The concept comes from Charlottesville, where the first Common House opened in 2017.
“At Common House, we have members who use it every day to work and come back at night to meet friends for drinks. Others use it socially as a place to eat, drink or network,” co-founder Ben Pfinsgraff said.
The new building at 303 W. Broad St. has six floors including a basement wine cellar and screening room, plus a co-working floor with conference rooms and a podcast studio.
The social club was hoping to open with 1,000 members pre-COVID, but currently has 600 members enrolled and expects to have 800 total for its October opening. The Charlottesville location currently has 1,300 members, but is one-third of the size of the 24,000-square-foot Richmond location.
Co-founders Pfinsgraff and Derek Sieg said they wanted the membership to be “inclusive and diverse.” Bailey said early members include entrepreneurs, nonprofits, CEOs, executive professionals, freelancers and creative types.

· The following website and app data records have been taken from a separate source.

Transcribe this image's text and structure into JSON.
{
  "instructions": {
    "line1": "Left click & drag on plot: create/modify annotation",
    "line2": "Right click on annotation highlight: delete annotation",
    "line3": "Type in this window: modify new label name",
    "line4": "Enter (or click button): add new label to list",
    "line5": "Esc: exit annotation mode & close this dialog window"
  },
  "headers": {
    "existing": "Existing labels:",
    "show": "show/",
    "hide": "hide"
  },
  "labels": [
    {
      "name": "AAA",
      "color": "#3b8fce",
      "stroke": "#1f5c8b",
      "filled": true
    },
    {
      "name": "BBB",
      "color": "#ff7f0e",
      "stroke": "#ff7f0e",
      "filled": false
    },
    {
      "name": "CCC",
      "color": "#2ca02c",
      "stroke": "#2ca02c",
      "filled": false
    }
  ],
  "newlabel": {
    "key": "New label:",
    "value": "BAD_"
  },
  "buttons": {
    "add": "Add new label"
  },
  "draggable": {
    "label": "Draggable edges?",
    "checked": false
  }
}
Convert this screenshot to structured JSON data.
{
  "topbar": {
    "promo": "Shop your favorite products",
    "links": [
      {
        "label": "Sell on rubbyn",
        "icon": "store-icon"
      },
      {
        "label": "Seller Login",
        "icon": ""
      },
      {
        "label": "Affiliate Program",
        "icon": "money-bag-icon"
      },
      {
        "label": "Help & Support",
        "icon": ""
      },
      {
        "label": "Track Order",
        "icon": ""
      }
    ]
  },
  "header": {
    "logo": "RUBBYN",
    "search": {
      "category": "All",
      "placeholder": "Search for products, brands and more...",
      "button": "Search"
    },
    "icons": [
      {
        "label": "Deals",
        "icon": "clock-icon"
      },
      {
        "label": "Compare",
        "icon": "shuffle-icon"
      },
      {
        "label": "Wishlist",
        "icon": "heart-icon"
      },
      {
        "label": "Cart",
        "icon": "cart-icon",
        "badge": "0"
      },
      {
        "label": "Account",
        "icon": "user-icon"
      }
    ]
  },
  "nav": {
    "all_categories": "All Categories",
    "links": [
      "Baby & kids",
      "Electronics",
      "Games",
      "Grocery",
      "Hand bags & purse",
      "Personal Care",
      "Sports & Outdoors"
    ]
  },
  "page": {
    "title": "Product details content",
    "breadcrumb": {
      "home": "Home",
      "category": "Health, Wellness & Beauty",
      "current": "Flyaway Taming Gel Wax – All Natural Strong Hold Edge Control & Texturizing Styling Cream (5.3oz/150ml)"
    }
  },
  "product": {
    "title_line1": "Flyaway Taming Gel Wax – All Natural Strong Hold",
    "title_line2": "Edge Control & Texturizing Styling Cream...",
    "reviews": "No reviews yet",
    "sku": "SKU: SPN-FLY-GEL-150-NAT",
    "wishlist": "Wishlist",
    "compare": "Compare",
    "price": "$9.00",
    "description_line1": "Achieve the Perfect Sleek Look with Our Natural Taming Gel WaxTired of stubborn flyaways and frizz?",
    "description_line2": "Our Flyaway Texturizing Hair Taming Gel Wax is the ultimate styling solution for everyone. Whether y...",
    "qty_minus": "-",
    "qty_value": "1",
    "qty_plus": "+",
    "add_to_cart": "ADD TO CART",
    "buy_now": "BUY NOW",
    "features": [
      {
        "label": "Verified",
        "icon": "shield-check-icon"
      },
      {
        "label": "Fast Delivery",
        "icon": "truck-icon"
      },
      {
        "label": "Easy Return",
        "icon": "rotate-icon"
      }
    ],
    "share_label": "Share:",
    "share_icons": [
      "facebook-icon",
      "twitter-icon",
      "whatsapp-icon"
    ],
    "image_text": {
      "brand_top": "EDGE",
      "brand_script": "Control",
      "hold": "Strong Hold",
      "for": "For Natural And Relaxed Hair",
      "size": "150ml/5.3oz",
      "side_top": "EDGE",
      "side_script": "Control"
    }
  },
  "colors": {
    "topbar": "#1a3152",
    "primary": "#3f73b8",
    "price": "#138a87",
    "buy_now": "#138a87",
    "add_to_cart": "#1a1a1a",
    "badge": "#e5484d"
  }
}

“We want this to be a place where everyone feels welcome. We wanted to make this as affordable as possible. There are no social hurdles to membership. If you apply, you’re getting in,” Pfinsgraff said.
Membership is $75 per month for members under 30 and $150 for people over 30 or $225 per couple. Membership also involves a one-time initiation fee of $100 to $500.
With the coronavirus pandemic, Common House has to make some adjustments.
At 24,000 square feet, Common House will operate at 50% capacity under the current COVID guidelines “to ensure that all members feel comfortable and safe,” according to organizers.
Plexiglass partitions have been added to the open communal co-working tables on the second floor and chairs have been spaced at least 6 feet apart. The building was also designed so that members can work anywhere, whether that’s the coffee shop or the rooftop bar or the co-working stations.
Masks will be required indoors for members under current CDC guidelines except while eating or drinking. There will also be temperature checks.
Now that guidelines have relaxed a little, Common House will be offering a mix of in-person, in-house programs and online offerings. For example, it’s already planning live music and speakers during the first opening weeks.
The event space with attached courtyard is already a popular wedding destination with 50 weddings booked. Weddings range in size from micro-weddings at 20 people up to 150 under current restrictions.
Common House will have two restaurants: one on the ground floor with an attached coffee shop that’s open to the public, as well as a private, members-only restaurant on the fourth floor.
The restaurants will be run by executive chef Matt Green, who oversees all of the Common House restaurants, and locally by chef de cuisine Bryan McClure with “an American style but with a French influence,” Pfinsgraff said.
Most recently, McClure was the executive chef at TJ’s restaurant at The Jefferson Hotel; before that, he spent time in the kitchens at Dutch & Company and Pasture.
“It’s food that you’re excited to eat every day at affordable price points,” Pfinsgraff said.
Expect items like an upscale burger or hot chicken sandwich to more elevated items like a dry-aged sirloin or rabbit cacciatore, with most dishes running from $9 to $15.
Common House Richmond will employ about 75 people.
“Social clubs have been around for as long as civilization, but the way we’re doing it is much more in line with the needs of people today,” Pfinsgraff said.
A third Common House location is in the works for Chattanooga, Tenn.